Dear Families, Staff and Students,
The truism about predictions regarding the future is that they are (statistically speaking) usually wrong. And the further in the future, the more likely they are to be incorrect. The short-term prediction for New Jersey, however, seems unavoidable: The number of people affected by COVID-19 is going to get worse before it gets better.
As we anticipate our spring break next week—which for some families isn’t a break at all, but another week of juggling work, child care, handwashing, grocery shopping, CNN watching, and computer refereeing—it is likely with a mixture of trepidation and hope. I would like to focus on the hope. Hope and heroism.
In this last week, we have seen some astonishing acts of generosity. They include the distribution of books and toys organized by Johnson Park and Jazams, the donation of medical-grade N95 masks by the Littlebrook community, the resurgence of (virtual) parent-teacher talking circles at Riverside, CP teachers planning a car parade to wave hello to their students, the development of a binder of Spring Break activities by a JW counselor, and a Princeton High School science teacher who was actually holding office hours with his students on the way to the hospital for a non-COVID-19 medical emergency. (We wish him a speedy recovery!)
We keep hearing that the best way to feel better in a crisis is to help somebody else, and we have a number of children and families who are doing exactly that. They are donating to food banks, writing notes of gratitude to sanitation workers and mail carriers, even sending videos of themselves singing songs to cheer up those who are quarantined in nursing homes.
And yet as we honor these acts of generosity and kindness, we also know our Princeton Public Schools community is experiencing heightened levels of anxiety and grief. An increasing number of our families have an ailing elderly relative, an immune-compromised child, or a friend or family member in a precarious health situation. So many families are struggling with a parent who is not working, or one who is working in health care, in a grocery store, or in any of the essential jobs that we all rely on, but which come with a greater risk of exposure to this virus. And sadly, some of our families have already faced a serious loss, and have even had to say goodbye to a relative remotely. Our hearts go out to you. Know that we are inspired by your courage and resilience. Courage, kindness, hope and heroism. These are the attributes that will carry us through this crisis, and for me these qualities have been remarkably embodied by the teachers and staff of the Princeton Public Schools.

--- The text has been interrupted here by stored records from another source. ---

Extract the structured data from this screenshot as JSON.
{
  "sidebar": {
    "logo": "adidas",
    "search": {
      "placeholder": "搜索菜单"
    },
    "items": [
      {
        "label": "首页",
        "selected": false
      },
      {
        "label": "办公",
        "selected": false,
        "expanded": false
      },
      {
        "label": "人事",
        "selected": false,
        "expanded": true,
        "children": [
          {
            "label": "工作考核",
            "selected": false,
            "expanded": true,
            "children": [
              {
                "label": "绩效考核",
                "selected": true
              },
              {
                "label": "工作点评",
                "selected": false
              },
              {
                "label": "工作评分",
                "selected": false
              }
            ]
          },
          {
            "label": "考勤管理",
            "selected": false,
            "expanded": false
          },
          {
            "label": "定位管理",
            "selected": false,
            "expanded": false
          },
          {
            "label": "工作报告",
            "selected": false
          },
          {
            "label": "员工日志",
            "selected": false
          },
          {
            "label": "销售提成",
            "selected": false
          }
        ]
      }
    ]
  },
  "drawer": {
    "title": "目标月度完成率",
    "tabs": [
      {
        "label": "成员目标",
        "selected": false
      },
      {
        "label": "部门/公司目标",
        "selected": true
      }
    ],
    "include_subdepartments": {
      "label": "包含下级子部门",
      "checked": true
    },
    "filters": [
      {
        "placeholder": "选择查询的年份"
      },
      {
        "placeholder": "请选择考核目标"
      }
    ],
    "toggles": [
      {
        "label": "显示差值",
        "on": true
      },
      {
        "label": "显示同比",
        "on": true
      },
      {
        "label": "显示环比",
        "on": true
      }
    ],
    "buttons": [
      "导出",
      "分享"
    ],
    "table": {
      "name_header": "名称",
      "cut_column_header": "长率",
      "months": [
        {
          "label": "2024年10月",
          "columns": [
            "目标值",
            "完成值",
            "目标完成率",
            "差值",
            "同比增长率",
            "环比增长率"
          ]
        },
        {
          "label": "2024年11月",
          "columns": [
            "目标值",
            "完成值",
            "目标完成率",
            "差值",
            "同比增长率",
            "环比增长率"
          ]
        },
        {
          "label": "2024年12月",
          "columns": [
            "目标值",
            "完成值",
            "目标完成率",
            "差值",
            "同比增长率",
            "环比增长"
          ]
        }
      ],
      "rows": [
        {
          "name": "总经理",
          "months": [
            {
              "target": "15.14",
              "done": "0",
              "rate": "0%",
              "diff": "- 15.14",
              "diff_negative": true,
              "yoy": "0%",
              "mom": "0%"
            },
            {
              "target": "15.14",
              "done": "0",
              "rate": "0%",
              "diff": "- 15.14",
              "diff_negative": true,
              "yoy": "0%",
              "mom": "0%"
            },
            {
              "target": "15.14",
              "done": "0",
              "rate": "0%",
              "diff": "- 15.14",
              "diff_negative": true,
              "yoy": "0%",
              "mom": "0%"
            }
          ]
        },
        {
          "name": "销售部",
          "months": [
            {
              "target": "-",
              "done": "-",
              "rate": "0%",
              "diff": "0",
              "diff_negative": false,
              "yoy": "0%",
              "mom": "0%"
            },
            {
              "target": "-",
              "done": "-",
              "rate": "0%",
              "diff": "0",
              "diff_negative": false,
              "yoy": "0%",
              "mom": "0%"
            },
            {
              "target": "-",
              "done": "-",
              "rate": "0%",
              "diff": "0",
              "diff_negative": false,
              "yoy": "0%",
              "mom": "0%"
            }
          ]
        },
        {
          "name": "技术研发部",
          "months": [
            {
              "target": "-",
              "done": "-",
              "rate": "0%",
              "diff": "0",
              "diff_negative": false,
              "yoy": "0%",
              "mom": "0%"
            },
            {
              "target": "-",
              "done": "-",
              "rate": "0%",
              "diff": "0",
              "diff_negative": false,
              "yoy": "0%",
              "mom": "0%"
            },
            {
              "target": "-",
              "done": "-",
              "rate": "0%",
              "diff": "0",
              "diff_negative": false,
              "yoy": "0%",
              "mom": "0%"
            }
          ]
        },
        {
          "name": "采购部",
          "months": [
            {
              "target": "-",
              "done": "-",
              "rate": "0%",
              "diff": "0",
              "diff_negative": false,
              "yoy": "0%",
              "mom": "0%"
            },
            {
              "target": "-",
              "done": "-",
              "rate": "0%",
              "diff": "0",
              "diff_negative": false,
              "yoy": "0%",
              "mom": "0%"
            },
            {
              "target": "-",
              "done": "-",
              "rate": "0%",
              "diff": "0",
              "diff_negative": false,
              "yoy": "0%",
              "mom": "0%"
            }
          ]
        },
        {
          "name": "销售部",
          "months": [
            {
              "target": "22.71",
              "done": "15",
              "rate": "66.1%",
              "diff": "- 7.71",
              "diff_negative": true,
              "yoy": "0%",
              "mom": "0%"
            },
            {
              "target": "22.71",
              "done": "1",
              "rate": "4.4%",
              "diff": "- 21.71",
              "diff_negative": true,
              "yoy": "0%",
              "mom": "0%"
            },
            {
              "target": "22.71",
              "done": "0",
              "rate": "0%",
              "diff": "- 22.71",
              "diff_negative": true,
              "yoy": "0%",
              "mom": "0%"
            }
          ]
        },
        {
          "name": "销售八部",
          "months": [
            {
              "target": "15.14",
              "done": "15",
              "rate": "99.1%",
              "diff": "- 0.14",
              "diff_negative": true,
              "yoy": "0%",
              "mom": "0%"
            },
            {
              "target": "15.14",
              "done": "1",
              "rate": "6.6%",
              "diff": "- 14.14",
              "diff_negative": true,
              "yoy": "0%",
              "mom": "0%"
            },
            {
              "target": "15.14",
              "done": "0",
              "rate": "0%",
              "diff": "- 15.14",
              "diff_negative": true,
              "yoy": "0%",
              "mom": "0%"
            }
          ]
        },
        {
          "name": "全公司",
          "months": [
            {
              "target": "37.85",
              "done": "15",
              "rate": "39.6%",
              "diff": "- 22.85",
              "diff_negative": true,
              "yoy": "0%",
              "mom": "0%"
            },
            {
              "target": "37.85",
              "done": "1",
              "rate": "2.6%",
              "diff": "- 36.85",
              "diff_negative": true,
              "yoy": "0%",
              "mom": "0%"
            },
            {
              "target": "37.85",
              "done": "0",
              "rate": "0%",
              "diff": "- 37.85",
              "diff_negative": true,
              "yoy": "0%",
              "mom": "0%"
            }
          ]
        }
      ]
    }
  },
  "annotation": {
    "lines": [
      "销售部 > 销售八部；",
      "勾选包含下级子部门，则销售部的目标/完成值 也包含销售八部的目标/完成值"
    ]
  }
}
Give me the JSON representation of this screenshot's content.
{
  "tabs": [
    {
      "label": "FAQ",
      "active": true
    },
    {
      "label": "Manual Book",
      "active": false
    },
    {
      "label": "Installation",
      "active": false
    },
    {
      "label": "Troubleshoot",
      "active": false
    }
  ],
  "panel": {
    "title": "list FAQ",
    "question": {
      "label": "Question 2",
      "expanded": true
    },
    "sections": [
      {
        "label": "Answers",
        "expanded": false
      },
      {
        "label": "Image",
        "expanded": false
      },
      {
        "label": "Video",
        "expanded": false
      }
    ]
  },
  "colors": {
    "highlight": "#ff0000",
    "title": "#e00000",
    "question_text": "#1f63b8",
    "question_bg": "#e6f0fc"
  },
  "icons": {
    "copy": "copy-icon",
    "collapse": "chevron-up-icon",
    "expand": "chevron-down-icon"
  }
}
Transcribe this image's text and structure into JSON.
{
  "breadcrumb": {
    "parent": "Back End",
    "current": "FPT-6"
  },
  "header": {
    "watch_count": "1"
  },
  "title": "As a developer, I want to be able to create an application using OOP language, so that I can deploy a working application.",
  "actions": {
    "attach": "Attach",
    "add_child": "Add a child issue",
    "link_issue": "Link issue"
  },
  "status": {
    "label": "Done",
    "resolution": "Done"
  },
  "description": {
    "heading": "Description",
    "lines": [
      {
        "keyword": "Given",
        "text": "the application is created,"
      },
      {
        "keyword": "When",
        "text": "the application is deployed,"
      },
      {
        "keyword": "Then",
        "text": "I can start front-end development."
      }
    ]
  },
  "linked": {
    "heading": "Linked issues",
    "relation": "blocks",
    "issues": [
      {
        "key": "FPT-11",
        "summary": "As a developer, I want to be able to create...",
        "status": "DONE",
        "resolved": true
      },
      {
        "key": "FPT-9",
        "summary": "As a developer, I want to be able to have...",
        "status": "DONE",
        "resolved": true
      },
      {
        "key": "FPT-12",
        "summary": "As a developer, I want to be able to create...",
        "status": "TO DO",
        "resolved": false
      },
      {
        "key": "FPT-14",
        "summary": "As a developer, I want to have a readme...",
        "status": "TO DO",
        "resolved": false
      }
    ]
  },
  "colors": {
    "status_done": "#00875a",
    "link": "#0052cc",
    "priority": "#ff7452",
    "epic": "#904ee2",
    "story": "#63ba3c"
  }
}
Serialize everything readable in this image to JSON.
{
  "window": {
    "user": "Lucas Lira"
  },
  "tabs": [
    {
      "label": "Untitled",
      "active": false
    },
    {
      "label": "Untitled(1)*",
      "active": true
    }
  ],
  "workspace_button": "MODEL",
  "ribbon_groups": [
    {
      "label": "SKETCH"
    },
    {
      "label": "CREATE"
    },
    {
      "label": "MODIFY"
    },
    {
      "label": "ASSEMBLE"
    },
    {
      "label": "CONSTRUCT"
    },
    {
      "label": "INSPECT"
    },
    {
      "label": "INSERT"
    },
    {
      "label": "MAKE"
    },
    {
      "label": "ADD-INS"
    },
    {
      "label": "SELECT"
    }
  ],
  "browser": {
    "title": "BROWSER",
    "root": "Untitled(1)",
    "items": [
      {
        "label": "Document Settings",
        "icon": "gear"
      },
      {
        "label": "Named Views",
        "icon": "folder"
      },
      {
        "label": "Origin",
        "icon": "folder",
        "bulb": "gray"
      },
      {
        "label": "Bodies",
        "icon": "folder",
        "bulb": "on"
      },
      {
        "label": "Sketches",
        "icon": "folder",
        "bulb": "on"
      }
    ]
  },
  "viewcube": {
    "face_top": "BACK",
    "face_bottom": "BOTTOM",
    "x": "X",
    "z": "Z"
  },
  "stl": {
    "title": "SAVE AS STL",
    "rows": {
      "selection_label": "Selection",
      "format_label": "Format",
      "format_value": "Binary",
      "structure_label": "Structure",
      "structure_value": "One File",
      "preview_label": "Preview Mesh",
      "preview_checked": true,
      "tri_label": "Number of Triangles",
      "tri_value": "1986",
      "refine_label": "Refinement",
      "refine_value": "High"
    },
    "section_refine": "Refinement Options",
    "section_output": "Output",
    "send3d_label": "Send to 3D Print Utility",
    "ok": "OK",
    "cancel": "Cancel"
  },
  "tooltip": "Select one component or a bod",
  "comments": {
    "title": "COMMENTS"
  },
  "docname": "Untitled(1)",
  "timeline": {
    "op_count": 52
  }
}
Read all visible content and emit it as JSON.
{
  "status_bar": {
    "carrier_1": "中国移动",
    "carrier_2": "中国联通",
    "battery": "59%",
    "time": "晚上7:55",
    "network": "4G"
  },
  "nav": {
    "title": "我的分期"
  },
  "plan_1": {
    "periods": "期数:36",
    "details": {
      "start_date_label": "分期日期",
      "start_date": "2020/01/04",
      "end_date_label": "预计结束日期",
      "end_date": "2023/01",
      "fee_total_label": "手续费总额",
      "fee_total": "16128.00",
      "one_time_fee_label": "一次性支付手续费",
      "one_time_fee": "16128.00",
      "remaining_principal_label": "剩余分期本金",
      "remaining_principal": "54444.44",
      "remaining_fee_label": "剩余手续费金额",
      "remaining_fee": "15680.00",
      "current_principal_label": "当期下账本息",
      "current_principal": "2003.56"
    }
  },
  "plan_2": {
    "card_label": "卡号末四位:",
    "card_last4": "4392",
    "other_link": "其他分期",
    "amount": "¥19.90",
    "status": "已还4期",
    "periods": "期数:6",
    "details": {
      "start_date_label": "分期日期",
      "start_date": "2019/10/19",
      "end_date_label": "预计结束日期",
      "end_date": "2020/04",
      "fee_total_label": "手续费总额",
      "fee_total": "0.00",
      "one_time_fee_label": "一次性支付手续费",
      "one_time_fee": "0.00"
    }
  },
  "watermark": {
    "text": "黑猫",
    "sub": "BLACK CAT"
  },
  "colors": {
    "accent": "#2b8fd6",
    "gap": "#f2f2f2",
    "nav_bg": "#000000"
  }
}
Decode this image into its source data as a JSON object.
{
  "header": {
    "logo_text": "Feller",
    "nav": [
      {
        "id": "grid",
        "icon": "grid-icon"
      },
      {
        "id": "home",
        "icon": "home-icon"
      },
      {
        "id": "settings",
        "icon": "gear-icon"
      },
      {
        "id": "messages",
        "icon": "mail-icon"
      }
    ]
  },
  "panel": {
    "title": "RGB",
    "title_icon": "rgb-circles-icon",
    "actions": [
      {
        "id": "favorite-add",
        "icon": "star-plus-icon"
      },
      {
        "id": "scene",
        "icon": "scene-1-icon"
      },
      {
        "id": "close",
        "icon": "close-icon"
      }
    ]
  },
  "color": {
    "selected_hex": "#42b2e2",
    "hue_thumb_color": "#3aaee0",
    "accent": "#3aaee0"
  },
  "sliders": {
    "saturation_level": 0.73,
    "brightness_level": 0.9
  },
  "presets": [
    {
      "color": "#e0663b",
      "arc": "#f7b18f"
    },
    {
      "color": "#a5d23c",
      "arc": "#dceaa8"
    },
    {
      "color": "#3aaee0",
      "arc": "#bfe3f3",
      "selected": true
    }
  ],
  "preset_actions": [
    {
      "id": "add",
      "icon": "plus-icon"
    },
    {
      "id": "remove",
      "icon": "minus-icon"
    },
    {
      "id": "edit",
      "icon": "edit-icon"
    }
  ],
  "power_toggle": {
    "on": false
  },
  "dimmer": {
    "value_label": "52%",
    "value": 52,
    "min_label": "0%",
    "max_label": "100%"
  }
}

Schools are not buildings. They are people. They are the trusting, caring relationships forged among staff, students and families. In the past three weeks since our schools have closed, I have actually watched those relationships deepen. I have watched as staff – most of whom are new to remote learning – reached out to one another to share technology support, creative ideas, and expressions of humor. I have watched as they connected with students through morning meetings, virtual lessons, emails and phone calls. And I have watched as they continually and creatively found ways to connect with families and with the larger community in the spirit of “joy and purpose,” which define the mission of our District.
Today, the staff at JP shared with our entire community a visual message of joy based on the words and wisdom of Winnie the Pooh. I have pasted that message below and will add to it my own hope that this break is a time for all of us to relax, recharge and rejoice in the relationships that bring meaning to our lives.
Have a wonderful Spring Break, and please click on the link below for a comprehensive list of real and virtual “staycation” activities for kids of all ages!
Spring Break Information
- Disrict News